Exercise description :: Every line of the data below is to be retyped exactly.

-- Provided records follows --

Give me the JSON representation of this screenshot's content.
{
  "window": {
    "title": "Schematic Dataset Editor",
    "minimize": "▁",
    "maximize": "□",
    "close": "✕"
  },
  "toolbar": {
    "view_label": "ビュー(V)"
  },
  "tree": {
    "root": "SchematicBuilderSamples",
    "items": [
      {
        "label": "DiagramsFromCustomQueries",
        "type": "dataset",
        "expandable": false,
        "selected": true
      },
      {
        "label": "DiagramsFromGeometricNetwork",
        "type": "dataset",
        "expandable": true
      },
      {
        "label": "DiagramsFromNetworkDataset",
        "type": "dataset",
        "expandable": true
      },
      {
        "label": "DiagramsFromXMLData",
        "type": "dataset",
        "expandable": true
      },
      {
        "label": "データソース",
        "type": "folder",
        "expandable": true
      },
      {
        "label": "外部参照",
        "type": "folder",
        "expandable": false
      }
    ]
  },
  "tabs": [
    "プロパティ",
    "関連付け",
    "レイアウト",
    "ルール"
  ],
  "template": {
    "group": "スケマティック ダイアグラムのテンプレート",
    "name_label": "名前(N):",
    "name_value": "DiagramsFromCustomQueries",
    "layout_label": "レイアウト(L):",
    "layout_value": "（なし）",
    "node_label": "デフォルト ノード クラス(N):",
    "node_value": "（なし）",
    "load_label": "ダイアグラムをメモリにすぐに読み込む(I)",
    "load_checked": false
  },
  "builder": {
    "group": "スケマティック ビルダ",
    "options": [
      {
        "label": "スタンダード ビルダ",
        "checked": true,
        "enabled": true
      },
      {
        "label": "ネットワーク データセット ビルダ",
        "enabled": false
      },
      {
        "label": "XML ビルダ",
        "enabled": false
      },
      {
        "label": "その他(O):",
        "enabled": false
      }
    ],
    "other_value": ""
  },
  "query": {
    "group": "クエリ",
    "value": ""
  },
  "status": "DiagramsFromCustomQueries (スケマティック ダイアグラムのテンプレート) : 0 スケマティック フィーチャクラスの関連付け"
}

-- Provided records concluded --

Solved exercise ::
Give me the JSON representation of this screenshot's content.
{
  "window": {
    "title": "Schematic Dataset Editor",
    "minimize": "▁",
    "maximize": "□",
    "close": "✕"
  },
  "toolbar": {
    "view_label": "ビュー(V)"
  },
  "tree": {
    "root": "SchematicBuilderSamples",
    "items": [
      {
        "label": "DiagramsFromCustomQueries",
        "type": "dataset",
        "expandable": false,
        "selected": true
      },
      {
        "label": "DiagramsFromGeometricNetwork",
        "type": "dataset",
        "expandable": true
      },
      {
        "label": "DiagramsFromNetworkDataset",
        "type": "dataset",
        "expandable": true
      },
      {
        "label": "DiagramsFromXMLData",
        "type": "dataset",
        "expandable": true
      },
      {
        "label": "データソース",
        "type": "folder",
        "expandable": true
      },
      {
        "label": "外部参照",
        "type": "folder",
        "expandable": false
      }
    ]
  },
  "tabs": [
    "プロパティ",
    "関連付け",
    "レイアウト",
    "ルール"
  ],
  "template": {
    "group": "スケマティック ダイアグラムのテンプレート",
    "name_label": "名前(N):",
    "name_value": "DiagramsFromCustomQueries",
    "layout_label": "レイアウト(L):",
    "layout_value": "（なし）",
    "node_label": "デフォルト ノード クラス(N):",
    "node_value": "（なし）",
    "load_label": "ダイアグラムをメモリにすぐに読み込む(I)",
    "load_checked": false
  },
  "builder": {
    "group": "スケマティック ビルダ",
    "options": [
      {
        "label": "スタンダード ビルダ",
        "checked": true,
        "enabled": true
      },
      {
        "label": "ネットワーク データセット ビルダ",
        "enabled": false
      },
      {
        "label": "XML ビルダ",
        "enabled": false
      },
      {
        "label": "その他(O):",
        "enabled": false
      }
    ],
    "other_value": ""
  },
  "query": {
    "group": "クエリ",
    "value": ""
  },
  "status": "DiagramsFromCustomQueries (スケマティック ダイアグラムのテンプレート) : 0 スケマティック フィーチャクラスの関連付け"
}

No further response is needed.